*** Begin section ***

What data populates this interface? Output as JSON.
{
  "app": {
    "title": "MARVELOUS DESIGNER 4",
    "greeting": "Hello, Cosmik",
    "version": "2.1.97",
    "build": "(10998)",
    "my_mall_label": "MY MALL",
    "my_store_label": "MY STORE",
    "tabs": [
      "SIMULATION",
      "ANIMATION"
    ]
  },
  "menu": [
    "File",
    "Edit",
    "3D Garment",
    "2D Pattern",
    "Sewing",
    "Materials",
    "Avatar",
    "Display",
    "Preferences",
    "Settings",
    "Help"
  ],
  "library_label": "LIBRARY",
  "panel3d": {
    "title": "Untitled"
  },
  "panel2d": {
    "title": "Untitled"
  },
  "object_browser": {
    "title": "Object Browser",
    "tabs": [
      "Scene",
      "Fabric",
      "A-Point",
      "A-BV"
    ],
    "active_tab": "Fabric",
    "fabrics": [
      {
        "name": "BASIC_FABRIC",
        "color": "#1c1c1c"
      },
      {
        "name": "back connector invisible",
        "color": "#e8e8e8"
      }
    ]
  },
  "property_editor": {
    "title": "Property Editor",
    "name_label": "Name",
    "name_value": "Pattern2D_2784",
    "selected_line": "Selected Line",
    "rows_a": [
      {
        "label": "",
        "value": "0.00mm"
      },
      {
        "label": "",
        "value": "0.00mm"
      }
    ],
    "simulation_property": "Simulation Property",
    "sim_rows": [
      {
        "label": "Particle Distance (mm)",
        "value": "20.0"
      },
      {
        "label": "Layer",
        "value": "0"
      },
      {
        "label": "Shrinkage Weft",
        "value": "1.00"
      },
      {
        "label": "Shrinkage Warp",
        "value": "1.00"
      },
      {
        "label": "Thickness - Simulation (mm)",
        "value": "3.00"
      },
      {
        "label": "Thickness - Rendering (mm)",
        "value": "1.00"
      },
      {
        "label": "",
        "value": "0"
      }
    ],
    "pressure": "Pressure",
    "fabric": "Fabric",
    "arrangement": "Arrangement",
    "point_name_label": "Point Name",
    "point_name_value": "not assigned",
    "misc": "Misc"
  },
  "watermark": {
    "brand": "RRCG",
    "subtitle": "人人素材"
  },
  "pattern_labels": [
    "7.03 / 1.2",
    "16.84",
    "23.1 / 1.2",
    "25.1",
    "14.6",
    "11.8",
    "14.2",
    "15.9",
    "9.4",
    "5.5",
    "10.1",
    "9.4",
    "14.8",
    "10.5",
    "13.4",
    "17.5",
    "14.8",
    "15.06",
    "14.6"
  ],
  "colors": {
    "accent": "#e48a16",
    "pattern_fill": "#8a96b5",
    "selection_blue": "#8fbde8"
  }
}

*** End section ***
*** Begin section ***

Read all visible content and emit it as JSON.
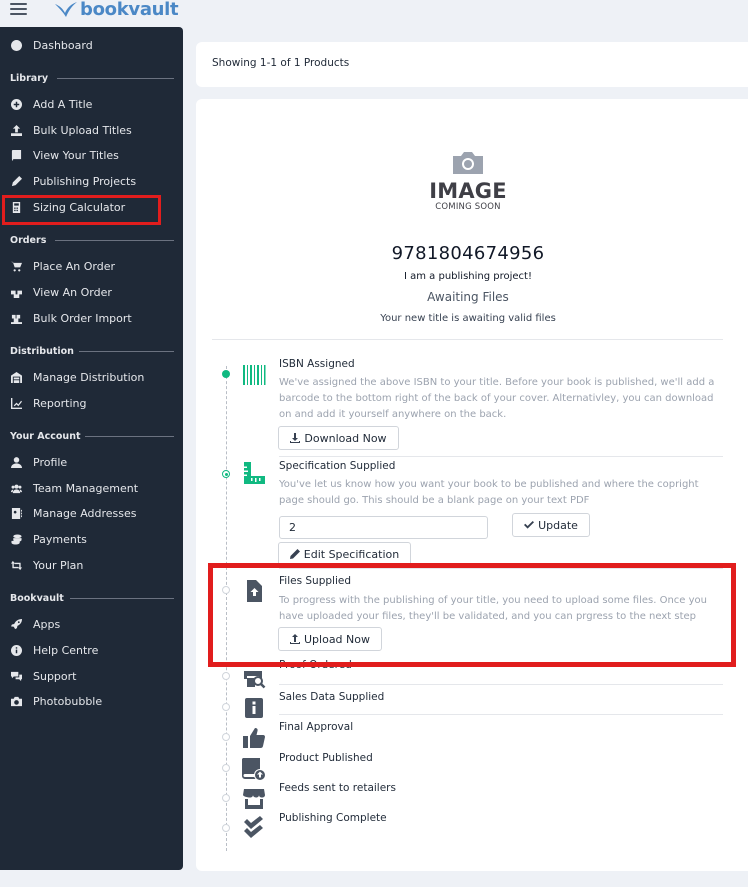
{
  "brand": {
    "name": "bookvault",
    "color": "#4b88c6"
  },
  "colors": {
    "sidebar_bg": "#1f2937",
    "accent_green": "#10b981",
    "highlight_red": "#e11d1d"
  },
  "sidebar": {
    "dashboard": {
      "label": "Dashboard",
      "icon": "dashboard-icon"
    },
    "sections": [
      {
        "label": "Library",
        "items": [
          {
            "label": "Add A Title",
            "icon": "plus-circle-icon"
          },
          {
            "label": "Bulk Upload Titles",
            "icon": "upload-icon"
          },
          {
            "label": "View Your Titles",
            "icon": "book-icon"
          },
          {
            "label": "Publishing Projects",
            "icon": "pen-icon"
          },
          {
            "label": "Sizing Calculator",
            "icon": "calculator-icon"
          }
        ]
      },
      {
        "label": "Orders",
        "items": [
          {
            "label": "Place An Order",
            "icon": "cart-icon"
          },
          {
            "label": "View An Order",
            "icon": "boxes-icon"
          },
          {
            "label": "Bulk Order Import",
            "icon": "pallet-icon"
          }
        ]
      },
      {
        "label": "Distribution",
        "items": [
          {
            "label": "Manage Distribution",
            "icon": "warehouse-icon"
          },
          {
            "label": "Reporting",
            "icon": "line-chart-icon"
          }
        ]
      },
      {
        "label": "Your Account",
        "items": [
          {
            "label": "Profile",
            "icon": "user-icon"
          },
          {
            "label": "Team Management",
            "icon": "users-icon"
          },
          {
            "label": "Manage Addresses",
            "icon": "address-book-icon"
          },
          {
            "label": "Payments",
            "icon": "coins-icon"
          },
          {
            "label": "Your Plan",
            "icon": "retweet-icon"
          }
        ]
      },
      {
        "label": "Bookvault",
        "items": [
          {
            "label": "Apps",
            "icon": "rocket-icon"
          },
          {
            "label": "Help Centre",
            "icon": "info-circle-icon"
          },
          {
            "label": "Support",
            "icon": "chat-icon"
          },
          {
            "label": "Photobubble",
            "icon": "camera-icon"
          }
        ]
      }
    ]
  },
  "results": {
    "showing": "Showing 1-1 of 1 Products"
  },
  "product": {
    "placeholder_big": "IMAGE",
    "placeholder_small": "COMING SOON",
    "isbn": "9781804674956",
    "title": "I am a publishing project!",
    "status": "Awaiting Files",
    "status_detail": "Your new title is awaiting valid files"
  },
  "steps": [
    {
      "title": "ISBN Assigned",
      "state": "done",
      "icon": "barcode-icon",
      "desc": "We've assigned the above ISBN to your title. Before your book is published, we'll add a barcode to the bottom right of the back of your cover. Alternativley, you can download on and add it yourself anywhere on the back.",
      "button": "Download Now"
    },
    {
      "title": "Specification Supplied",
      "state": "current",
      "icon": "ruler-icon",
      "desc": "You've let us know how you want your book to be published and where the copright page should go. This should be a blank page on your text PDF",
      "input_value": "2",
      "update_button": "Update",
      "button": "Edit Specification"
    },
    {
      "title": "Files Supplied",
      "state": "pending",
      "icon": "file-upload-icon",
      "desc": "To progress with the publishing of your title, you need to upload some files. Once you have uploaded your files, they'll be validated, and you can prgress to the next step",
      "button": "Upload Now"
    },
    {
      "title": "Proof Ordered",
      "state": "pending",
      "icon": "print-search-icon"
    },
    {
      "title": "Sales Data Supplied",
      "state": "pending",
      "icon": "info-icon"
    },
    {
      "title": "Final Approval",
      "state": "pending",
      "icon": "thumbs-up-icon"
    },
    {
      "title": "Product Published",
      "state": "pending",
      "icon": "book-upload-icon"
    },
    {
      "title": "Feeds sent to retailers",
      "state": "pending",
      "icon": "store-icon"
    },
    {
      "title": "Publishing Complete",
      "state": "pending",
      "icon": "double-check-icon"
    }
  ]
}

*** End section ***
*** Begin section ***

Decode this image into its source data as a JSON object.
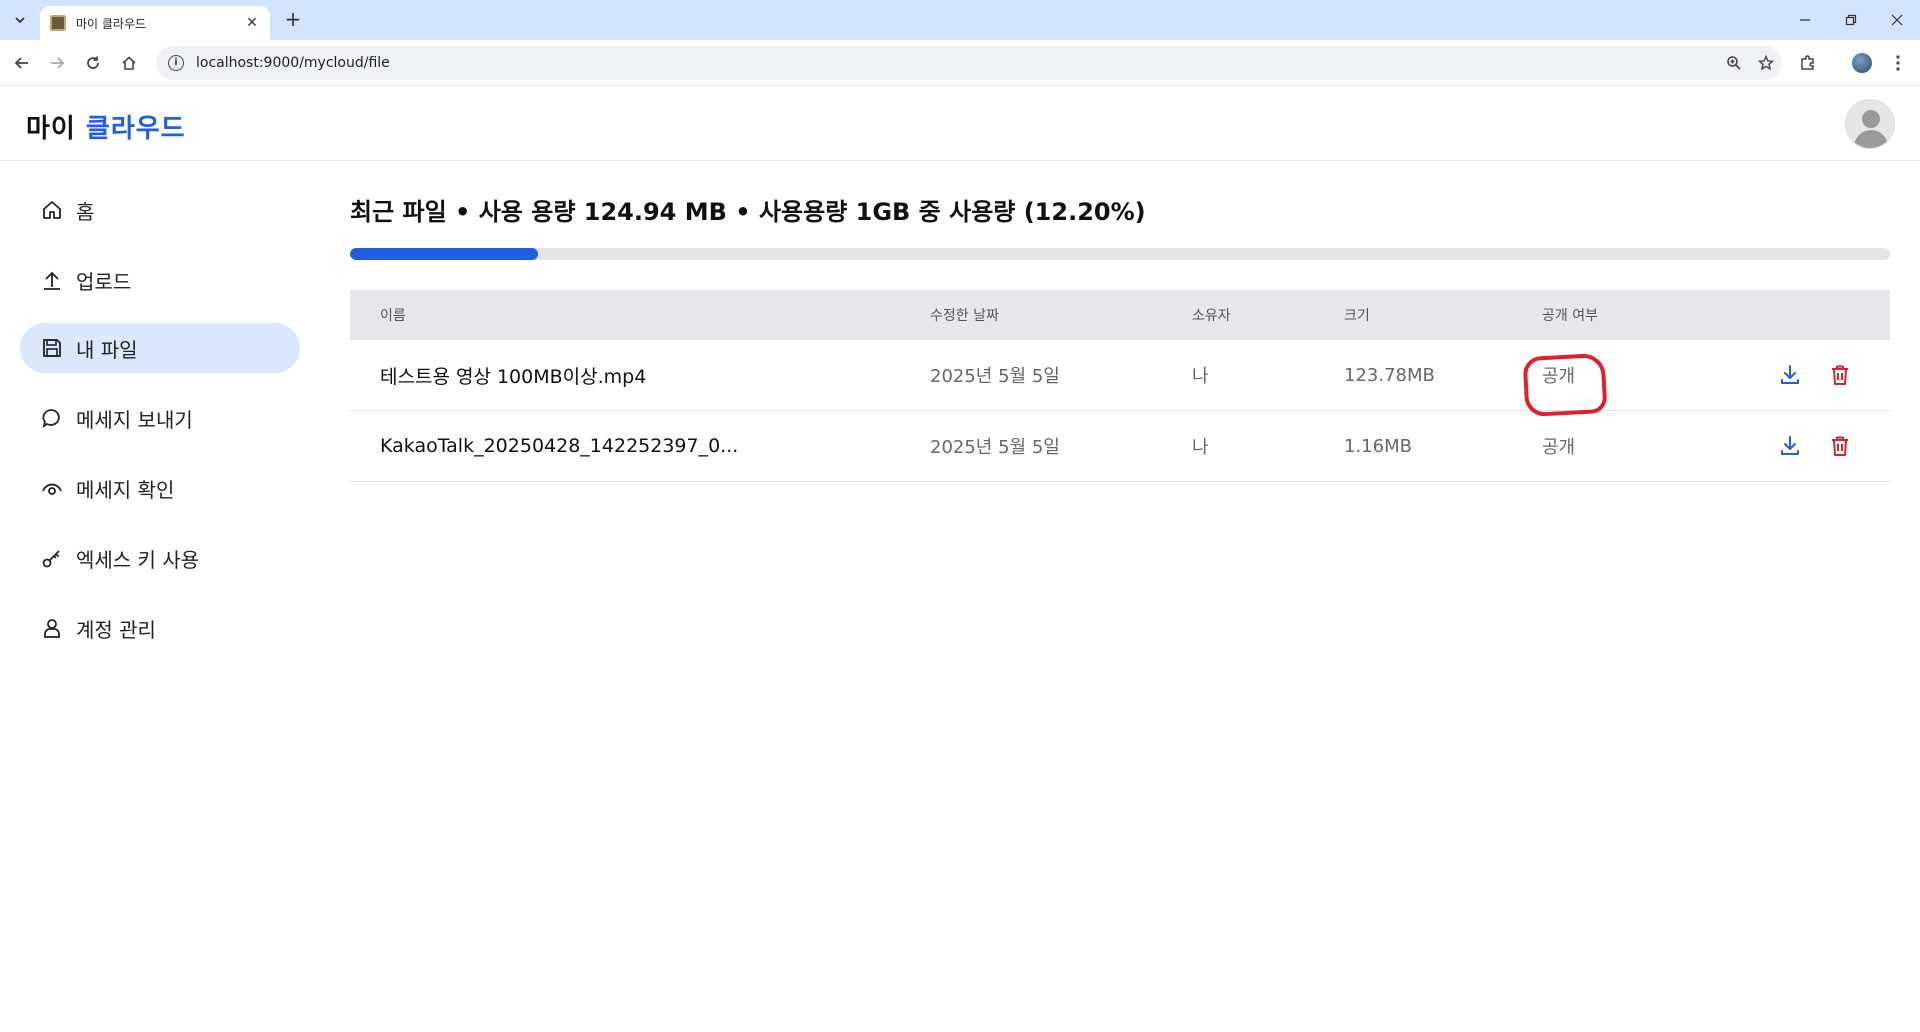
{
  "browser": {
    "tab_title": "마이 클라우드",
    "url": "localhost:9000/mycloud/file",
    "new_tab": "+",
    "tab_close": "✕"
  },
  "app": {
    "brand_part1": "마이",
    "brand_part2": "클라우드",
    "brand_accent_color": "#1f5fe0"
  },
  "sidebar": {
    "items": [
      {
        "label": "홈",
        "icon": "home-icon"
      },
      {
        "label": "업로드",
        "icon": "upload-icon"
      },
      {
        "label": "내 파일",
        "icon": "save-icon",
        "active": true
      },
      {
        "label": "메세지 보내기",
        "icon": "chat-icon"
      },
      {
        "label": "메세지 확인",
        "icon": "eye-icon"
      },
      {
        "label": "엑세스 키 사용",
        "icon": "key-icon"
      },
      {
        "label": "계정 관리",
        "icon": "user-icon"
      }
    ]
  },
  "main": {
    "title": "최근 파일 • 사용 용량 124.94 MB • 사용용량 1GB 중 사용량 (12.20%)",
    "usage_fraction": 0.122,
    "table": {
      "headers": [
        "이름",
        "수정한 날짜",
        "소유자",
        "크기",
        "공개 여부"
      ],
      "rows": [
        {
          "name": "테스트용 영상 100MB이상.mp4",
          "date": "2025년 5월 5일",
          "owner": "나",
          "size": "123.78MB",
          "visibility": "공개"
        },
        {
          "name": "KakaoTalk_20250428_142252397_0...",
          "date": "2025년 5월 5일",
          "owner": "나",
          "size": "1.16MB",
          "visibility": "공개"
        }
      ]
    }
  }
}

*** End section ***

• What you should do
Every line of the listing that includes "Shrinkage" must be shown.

• Reply to the exercise
        "label": "Shrinkage Weft",
        "label": "Shrinkage Warp",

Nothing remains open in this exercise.